In Louis Cato, music runs bone-deep. This multi-instrumentalist, producer, and singer seems to master every instrument that he touches, as evidenced in this new video, keep reading »
The National Jazz Museum in Harlem announces its Fall 2015 Benefit Concert featuring Jon Batiste, the bandleader for Late Night with Stephen Colbert Jon Batiste, National Jazz Museum in Harlem’s Artistic keep reading »
In just a few short hours, Jon Batiste will take over New York City’s NoMad Hotel for an extended residency, one that will treat audiences keep reading »
Our friends at Okayplayer recently made a pilgrimage to the Big Easy to capture the night that NOLA Bounce and Vogue came together at the New keep reading »
At the age of 26, Jon Batiste is only starting to show his potential to shape the development of popular music for generations to come. A true connoisseur of musical communication and tradition, Batiste is truly at his finest up close and personal whether he’s sharing his knowledge at the Jazz Museum in Harlem or starting a love riot in the streets of the Lower East Side. Today we discuss the development of his new genre of music entitled “social music” and his subsequent album of the same title with his Stay Human band that will drop on 10/15/13.
So you missed the Newport Jazz Festival this year. Maybe you’ve been before; maybe you have just heard about the epic amount of music that occurs there each year—but either way there is no need for us to sing the praises of the festival because by now that’s common knowledge. What we’ve got for you today is some live recordings from this year’s festival courtesy of the folks over at NPR Music, WBGO as well as others. Check out the recordings from the 2013 Newport Jazz Festival and be sure to make it out next year—it’s worth the trip.

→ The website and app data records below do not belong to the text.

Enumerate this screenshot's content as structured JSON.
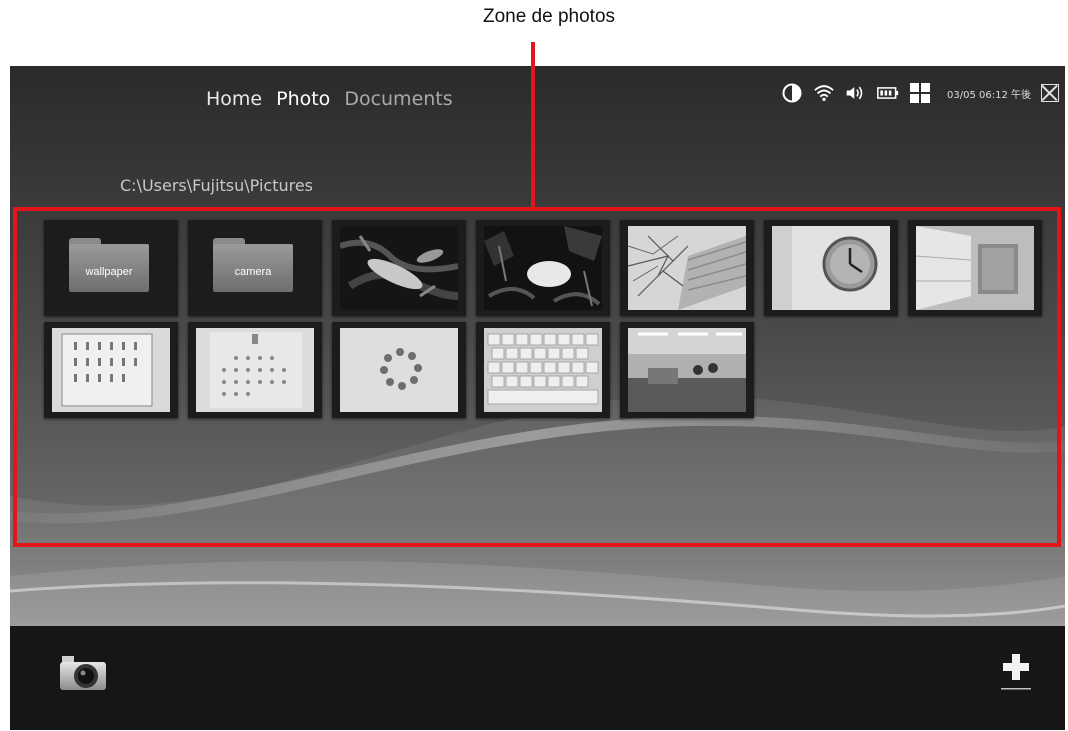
{
  "annotation": {
    "label": "Zone de photos"
  },
  "nav": {
    "home": "Home",
    "photo": "Photo",
    "documents": "Documents"
  },
  "status": {
    "datetime": "03/05 06:12 午後"
  },
  "path": "C:\\Users\\Fujitsu\\Pictures",
  "folders": [
    {
      "label": "wallpaper",
      "icon": "folder-icon"
    },
    {
      "label": "camera",
      "icon": "folder-icon"
    }
  ],
  "photos": [
    "koi-fish",
    "white-koi",
    "tree-building",
    "wall-clock",
    "window-room",
    "wall-calendar",
    "calendar-page",
    "circle-dots",
    "keyboard",
    "office-room"
  ],
  "icons": {
    "contrast": "contrast-icon",
    "wifi": "wifi-icon",
    "volume": "volume-icon",
    "battery": "battery-icon",
    "grid": "grid-icon",
    "close": "close-icon",
    "camera": "camera-icon",
    "add": "plus-icon"
  },
  "colors": {
    "callout": "#e0161b",
    "bottom_bar": "#161616"
  }
}
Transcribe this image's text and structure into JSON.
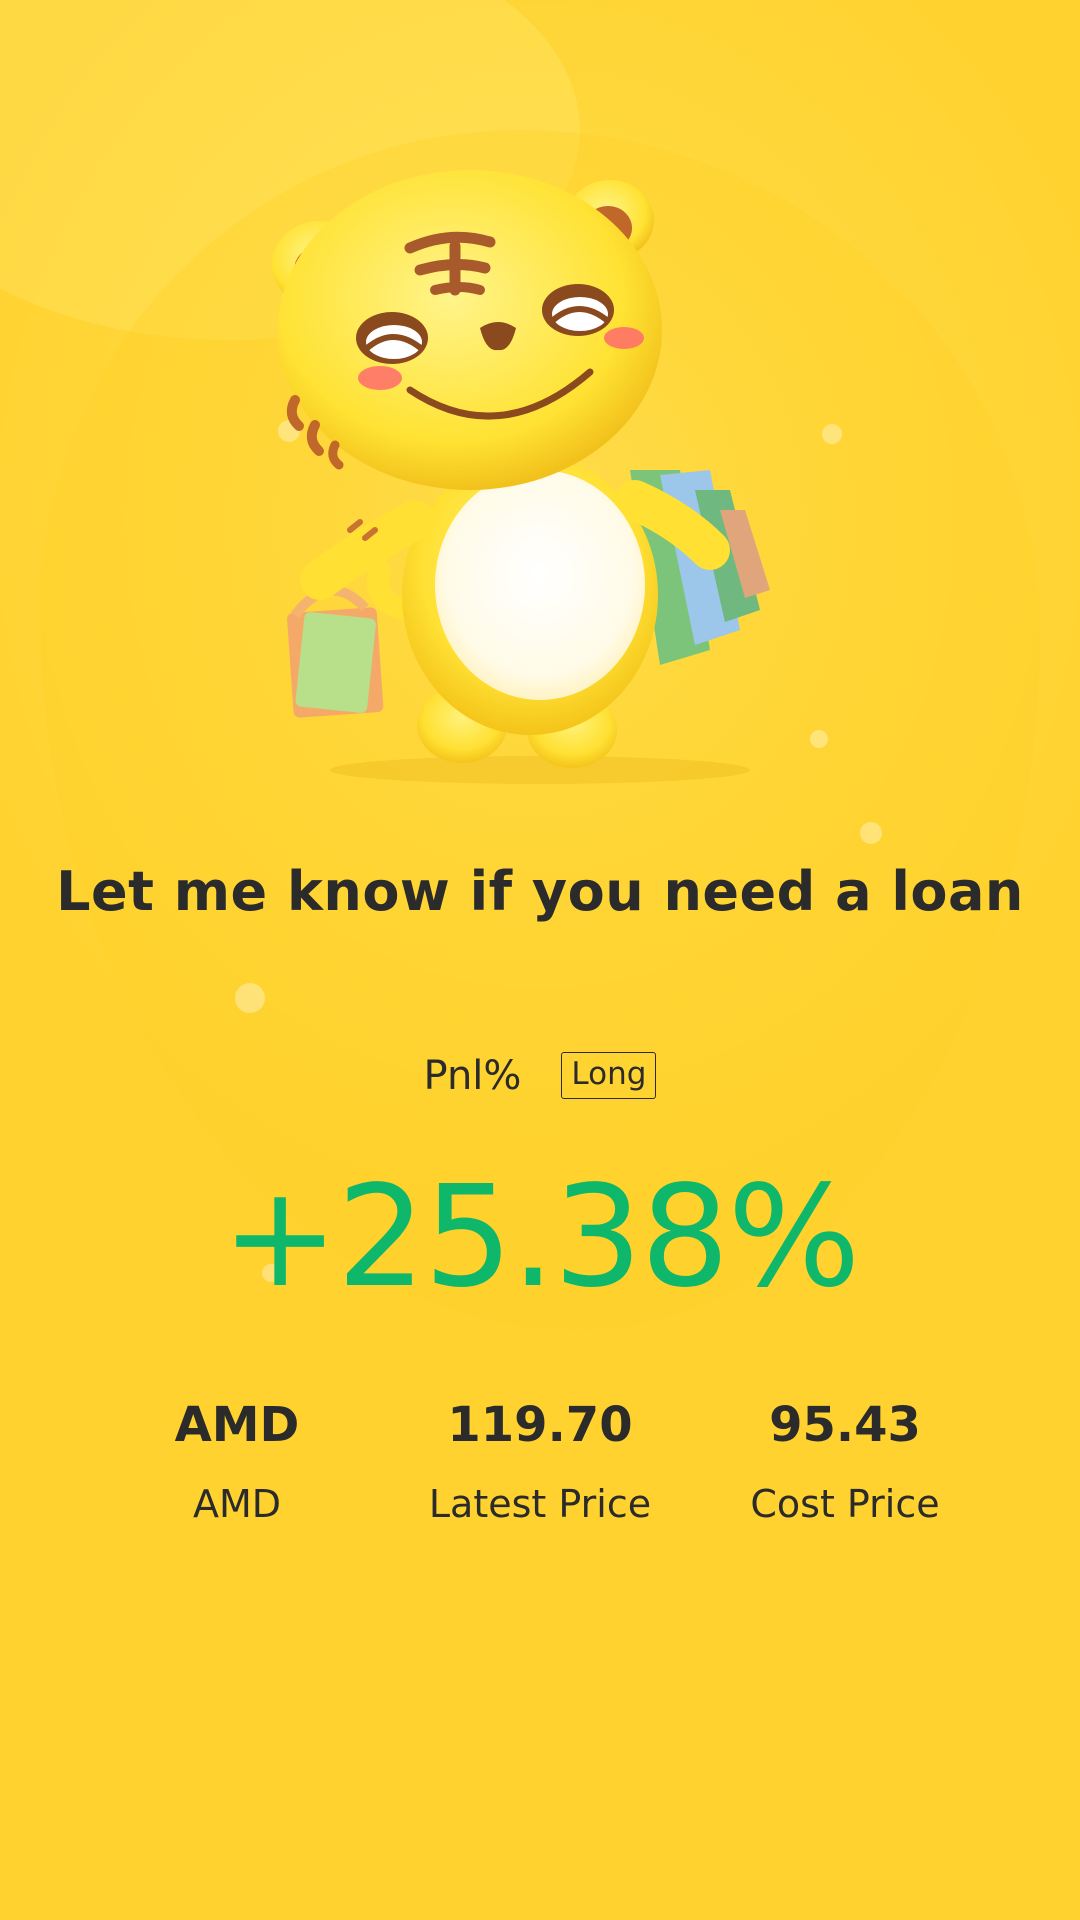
{
  "headline": "Let me know if you need a loan",
  "pnl": {
    "label": "Pnl%",
    "direction": "Long",
    "value": "+25.38%",
    "value_color": "#0fb76a"
  },
  "stats": {
    "symbol": {
      "value": "AMD",
      "label": "AMD"
    },
    "latest_price": {
      "value": "119.70",
      "label": "Latest Price"
    },
    "cost_price": {
      "value": "95.43",
      "label": "Cost Price"
    }
  },
  "colors": {
    "background": "#ffd93f",
    "text": "#2b2b2b",
    "positive": "#0fb76a"
  },
  "illustration": {
    "name": "tiger-mascot-with-shopping-bags"
  }
}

The Jazz Museum in Harlem has been going through some renovations throughout the past few years, and now with associate artistic director Jonathan Batiste on board, things have been going better than ever. Batiste is a masterful musician and educator. In his role at the museum Batiste has implemented the Jazz Is: Now! program in which Batiste and his Stay Human Band (now touring Europe) deconstructs jazz music for fans going through the music and history. Also on board with the museum is legendary bassist Christian McBride who, along with Batiste and artistic director Loren Schoenberg, are preparing to open a new 10,000-square-foot facility for the museum across from the Apollo Theater on 125th Street. Check out the New York Times article below and be sure to follow the programs going on at the National Jazz Museum in Harlem.
It’s interesting because as time goes on, there’s always a new generation of players coming out. They always have something different to offer. Harlem is definitely a hub for a lot of the younger musicians. With the scene in general, there’s a resurgence in Harlem.